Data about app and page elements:
****************************************

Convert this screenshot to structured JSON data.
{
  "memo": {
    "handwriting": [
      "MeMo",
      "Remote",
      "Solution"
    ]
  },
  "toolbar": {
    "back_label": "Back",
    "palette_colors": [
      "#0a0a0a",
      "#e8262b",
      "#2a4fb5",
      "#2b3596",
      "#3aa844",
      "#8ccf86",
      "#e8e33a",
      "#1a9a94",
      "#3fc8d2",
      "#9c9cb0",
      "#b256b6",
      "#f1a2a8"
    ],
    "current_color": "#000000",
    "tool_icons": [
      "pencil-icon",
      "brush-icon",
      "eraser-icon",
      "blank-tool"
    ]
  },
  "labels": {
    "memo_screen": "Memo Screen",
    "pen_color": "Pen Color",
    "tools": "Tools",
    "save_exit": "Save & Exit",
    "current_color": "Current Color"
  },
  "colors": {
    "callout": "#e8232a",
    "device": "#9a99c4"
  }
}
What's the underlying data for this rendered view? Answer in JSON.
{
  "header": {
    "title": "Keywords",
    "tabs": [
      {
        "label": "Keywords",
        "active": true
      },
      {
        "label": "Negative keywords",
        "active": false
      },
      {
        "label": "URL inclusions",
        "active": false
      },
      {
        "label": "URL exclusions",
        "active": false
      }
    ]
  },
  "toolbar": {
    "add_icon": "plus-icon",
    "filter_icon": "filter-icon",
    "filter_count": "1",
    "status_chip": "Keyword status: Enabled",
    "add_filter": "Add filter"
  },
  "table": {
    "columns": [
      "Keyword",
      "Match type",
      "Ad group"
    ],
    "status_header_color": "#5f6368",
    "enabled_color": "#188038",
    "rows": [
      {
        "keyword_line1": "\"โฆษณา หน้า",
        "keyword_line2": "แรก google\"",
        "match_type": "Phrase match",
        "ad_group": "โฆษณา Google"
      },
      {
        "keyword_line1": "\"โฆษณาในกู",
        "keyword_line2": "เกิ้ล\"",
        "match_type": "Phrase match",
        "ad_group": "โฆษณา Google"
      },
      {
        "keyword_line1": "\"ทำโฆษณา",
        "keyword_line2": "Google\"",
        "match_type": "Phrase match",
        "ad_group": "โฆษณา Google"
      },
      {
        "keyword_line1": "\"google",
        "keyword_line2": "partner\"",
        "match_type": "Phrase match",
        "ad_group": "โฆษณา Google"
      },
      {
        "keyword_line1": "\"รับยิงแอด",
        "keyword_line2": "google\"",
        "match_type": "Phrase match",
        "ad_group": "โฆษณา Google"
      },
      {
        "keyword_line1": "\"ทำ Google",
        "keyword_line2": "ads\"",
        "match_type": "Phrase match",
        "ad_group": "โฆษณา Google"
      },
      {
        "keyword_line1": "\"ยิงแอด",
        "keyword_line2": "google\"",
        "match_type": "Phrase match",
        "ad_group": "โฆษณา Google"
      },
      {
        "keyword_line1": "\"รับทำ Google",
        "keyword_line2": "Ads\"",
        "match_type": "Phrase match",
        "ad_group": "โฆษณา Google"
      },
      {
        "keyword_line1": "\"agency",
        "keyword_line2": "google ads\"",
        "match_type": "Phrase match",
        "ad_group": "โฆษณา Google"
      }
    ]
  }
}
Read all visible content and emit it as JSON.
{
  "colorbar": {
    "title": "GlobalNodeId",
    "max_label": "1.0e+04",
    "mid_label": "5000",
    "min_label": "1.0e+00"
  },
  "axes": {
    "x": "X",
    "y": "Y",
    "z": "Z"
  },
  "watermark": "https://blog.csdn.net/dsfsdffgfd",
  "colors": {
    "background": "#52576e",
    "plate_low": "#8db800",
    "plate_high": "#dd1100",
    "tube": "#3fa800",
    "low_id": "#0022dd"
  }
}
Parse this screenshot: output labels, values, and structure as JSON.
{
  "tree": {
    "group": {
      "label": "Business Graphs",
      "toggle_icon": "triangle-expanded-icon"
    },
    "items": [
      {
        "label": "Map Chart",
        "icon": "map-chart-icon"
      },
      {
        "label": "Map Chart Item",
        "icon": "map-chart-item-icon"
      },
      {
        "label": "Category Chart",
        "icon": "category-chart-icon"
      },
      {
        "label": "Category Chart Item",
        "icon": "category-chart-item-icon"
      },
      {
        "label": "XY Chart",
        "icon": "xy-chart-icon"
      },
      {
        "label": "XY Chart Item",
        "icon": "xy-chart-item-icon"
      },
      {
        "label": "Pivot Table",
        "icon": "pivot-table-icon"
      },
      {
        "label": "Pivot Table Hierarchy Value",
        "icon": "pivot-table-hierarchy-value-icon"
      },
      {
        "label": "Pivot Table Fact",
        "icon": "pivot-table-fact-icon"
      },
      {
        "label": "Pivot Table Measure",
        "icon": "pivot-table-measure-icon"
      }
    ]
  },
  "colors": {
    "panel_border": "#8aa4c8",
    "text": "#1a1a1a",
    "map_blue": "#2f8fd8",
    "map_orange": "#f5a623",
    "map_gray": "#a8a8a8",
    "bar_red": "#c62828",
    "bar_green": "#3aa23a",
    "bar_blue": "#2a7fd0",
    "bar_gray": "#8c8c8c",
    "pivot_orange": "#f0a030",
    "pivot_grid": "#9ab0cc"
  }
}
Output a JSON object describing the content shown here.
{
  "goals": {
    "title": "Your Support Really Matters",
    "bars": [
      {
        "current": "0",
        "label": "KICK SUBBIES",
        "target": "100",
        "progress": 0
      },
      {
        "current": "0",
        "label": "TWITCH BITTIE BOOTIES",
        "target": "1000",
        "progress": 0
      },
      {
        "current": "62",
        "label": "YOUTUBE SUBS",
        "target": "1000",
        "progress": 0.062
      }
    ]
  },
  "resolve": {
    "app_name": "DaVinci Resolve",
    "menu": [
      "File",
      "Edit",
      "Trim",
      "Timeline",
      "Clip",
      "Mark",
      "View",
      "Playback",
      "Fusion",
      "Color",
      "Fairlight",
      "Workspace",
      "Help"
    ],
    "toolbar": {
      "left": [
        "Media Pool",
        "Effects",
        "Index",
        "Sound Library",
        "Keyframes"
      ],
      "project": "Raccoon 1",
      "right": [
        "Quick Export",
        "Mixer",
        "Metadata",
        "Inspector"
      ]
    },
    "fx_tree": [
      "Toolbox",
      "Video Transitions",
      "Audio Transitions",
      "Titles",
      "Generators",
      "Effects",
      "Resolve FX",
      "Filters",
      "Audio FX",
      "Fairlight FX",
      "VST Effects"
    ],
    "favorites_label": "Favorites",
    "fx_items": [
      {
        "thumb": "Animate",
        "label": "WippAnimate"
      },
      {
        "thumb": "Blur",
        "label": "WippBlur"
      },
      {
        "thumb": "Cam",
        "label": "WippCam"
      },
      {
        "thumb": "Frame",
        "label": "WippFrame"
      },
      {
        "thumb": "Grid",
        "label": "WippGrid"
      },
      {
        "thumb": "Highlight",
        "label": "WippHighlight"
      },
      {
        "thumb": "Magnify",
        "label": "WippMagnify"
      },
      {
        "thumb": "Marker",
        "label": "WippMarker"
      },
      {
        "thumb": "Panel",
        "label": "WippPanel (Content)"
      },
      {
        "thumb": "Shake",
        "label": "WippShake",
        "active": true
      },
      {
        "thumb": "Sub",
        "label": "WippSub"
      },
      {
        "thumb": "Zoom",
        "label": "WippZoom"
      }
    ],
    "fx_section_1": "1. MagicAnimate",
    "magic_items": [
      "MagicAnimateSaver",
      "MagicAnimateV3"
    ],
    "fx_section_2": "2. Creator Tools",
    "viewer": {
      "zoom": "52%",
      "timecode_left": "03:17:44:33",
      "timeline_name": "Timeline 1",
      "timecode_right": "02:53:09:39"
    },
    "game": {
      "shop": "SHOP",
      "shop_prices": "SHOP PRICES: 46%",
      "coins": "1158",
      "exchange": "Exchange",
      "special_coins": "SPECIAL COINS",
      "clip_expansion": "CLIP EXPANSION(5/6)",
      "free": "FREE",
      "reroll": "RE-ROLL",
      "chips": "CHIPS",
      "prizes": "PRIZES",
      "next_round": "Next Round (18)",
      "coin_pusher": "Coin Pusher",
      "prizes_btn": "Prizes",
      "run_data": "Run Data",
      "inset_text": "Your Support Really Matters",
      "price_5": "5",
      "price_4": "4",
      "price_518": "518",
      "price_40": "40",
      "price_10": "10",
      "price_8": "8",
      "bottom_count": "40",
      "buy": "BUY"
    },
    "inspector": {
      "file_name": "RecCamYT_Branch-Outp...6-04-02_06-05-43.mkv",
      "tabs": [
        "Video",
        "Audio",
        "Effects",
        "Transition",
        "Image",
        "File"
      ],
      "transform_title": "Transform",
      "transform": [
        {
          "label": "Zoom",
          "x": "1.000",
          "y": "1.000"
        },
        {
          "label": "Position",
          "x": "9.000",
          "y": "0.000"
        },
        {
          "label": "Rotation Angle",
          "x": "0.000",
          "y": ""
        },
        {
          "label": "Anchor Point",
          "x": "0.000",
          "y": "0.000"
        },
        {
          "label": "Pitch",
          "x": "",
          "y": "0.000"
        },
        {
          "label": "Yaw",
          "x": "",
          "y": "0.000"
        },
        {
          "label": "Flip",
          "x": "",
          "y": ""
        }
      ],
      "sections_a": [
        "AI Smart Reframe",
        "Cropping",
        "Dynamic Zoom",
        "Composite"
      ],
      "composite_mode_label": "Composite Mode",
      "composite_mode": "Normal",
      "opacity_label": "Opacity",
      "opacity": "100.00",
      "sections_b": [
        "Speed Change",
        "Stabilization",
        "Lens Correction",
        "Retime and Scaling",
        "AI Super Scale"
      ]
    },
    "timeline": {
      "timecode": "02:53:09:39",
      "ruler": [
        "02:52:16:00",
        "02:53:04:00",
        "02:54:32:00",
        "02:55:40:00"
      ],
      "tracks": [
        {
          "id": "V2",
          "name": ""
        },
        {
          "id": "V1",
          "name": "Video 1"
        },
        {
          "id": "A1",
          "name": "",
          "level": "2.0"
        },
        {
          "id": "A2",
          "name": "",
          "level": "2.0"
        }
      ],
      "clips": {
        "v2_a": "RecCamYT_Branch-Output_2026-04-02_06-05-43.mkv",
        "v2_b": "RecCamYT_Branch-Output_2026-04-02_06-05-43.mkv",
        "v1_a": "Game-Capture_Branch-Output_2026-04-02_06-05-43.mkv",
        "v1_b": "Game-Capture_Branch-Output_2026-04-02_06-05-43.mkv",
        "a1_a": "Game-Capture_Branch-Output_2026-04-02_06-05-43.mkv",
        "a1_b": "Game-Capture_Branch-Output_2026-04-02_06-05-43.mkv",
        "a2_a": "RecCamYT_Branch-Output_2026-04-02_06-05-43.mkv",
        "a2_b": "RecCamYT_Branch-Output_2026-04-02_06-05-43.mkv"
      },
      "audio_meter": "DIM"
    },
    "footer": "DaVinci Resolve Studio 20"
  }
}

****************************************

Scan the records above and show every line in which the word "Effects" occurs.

        "Effects",
      "Effects",
      "VST Effects"
        "Effects",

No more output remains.